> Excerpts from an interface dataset
= = = =

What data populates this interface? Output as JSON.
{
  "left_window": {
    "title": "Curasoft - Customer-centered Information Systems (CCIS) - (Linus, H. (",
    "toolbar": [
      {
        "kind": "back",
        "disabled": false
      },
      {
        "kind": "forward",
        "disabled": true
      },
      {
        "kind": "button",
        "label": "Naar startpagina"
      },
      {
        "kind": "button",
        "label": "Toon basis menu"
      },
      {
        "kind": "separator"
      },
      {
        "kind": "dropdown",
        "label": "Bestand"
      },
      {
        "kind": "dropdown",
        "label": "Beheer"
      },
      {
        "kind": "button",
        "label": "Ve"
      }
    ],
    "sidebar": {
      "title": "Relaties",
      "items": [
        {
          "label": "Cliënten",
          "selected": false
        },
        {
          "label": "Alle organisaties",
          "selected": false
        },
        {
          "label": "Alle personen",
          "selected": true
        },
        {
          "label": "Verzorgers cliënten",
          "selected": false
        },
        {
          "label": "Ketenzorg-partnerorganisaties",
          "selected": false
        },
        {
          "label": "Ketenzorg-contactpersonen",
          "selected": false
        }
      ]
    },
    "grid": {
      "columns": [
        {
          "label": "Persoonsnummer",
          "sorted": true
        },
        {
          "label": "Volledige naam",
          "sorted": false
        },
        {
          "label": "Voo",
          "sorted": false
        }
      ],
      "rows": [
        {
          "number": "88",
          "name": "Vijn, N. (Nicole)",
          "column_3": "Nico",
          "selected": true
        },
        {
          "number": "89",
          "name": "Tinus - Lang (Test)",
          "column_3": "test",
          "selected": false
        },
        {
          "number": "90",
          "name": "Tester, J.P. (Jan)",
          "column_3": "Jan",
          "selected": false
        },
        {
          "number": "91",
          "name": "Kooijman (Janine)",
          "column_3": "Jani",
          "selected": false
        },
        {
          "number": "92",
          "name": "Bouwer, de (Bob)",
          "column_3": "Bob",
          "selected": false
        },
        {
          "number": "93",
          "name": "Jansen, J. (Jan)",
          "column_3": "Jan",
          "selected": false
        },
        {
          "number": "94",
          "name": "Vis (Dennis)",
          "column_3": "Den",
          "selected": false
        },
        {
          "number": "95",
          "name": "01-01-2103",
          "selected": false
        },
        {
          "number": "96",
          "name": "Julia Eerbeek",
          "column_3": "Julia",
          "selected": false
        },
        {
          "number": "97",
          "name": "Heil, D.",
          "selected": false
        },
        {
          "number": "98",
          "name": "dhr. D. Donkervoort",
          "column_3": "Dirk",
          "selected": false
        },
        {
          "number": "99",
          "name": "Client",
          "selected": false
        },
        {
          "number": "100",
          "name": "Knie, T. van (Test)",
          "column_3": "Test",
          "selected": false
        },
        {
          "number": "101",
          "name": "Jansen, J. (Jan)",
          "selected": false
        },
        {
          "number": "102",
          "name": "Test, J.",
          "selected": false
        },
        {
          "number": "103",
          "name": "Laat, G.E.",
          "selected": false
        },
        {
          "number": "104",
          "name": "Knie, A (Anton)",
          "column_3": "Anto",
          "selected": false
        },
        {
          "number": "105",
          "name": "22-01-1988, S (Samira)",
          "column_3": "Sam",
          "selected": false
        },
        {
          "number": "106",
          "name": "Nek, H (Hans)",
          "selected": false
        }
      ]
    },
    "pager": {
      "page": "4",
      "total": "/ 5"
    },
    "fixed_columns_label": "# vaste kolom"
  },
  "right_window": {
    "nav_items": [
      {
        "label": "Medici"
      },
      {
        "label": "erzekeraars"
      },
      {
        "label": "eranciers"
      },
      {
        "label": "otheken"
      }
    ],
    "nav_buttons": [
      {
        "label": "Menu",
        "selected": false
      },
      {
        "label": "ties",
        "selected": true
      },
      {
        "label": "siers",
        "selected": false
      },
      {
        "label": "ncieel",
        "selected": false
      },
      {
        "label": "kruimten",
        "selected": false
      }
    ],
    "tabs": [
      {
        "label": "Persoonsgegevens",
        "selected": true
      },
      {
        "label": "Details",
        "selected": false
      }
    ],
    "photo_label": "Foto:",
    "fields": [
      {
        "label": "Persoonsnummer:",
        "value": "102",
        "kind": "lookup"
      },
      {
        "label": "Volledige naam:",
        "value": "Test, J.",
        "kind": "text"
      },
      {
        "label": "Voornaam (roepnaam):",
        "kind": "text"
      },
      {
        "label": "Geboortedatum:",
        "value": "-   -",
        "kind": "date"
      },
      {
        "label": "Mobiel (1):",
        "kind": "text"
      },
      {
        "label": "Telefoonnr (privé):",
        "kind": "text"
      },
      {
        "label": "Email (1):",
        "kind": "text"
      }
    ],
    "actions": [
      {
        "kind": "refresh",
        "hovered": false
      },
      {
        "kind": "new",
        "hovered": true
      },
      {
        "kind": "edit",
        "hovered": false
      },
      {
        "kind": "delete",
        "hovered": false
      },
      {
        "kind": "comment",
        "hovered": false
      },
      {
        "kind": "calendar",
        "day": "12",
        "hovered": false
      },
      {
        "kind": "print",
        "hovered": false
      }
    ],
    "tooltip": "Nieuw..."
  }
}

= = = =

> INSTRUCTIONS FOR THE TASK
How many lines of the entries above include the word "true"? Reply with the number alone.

> EXERCISE SOLUTION
7